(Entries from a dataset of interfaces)
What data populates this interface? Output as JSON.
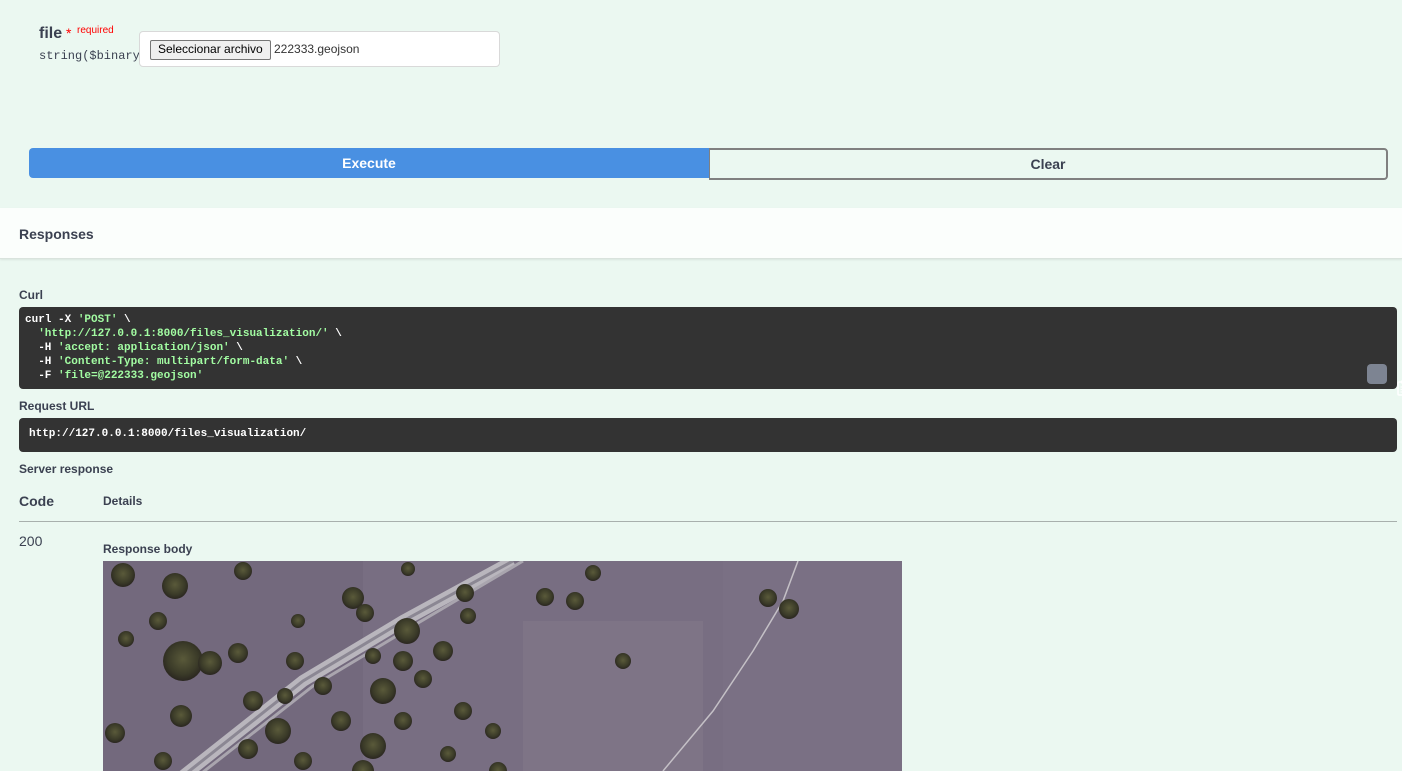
{
  "parameter": {
    "name": "file",
    "required_star": "*",
    "required_label": "required",
    "type": "string($binary)",
    "file_input": {
      "button_label": "Seleccionar archivo",
      "file_name": "222333.geojson"
    }
  },
  "actions": {
    "execute_label": "Execute",
    "clear_label": "Clear"
  },
  "responses": {
    "title": "Responses",
    "curl_label": "Curl",
    "curl_lines": {
      "l1_cmd": "curl -X ",
      "l1_str": "'POST'",
      "l1_end": " \\",
      "l2_str": "'http://127.0.0.1:8000/files_visualization/'",
      "l2_end": " \\",
      "l3_cmd": "-H ",
      "l3_str": "'accept: application/json'",
      "l3_end": " \\",
      "l4_cmd": "-H ",
      "l4_str": "'Content-Type: multipart/form-data'",
      "l4_end": " \\",
      "l5_cmd": "-F ",
      "l5_str": "'file=@222333.geojson'"
    },
    "request_url_label": "Request URL",
    "request_url": "http://127.0.0.1:8000/files_visualization/",
    "server_response_label": "Server response",
    "table_headers": {
      "code": "Code",
      "details": "Details"
    },
    "status_code": "200",
    "response_body_label": "Response body"
  },
  "colors": {
    "page_bg": "#ebf8f1",
    "execute_bg": "#4990e2",
    "code_bg": "#333333",
    "string_green": "#a2fca2",
    "required_red": "#ff0000"
  },
  "icons": [
    "copy-to-clipboard-icon"
  ]
}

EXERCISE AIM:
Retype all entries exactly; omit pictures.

EXPECTED ANSWER:
What data populates this interface? Output as JSON.
{
  "parameter": {
    "name": "file",
    "required_star": "*",
    "required_label": "required",
    "type": "string($binary)",
    "file_input": {
      "button_label": "Seleccionar archivo",
      "file_name": "222333.geojson"
    }
  },
  "actions": {
    "execute_label": "Execute",
    "clear_label": "Clear"
  },
  "responses": {
    "title": "Responses",
    "curl_label": "Curl",
    "curl_lines": {
      "l1_cmd": "curl -X ",
      "l1_str": "'POST'",
      "l1_end": " \\",
      "l2_str": "'http://127.0.0.1:8000/files_visualization/'",
      "l2_end": " \\",
      "l3_cmd": "-H ",
      "l3_str": "'accept: application/json'",
      "l3_end": " \\",
      "l4_cmd": "-H ",
      "l4_str": "'Content-Type: multipart/form-data'",
      "l4_end": " \\",
      "l5_cmd": "-F ",
      "l5_str": "'file=@222333.geojson'"
    },
    "request_url_label": "Request URL",
    "request_url": "http://127.0.0.1:8000/files_visualization/",
    "server_response_label": "Server response",
    "table_headers": {
      "code": "Code",
      "details": "Details"
    },
    "status_code": "200",
    "response_body_label": "Response body"
  },
  "colors": {
    "page_bg": "#ebf8f1",
    "execute_bg": "#4990e2",
    "code_bg": "#333333",
    "string_green": "#a2fca2",
    "required_red": "#ff0000"
  },
  "icons": [
    "copy-to-clipboard-icon"
  ]
}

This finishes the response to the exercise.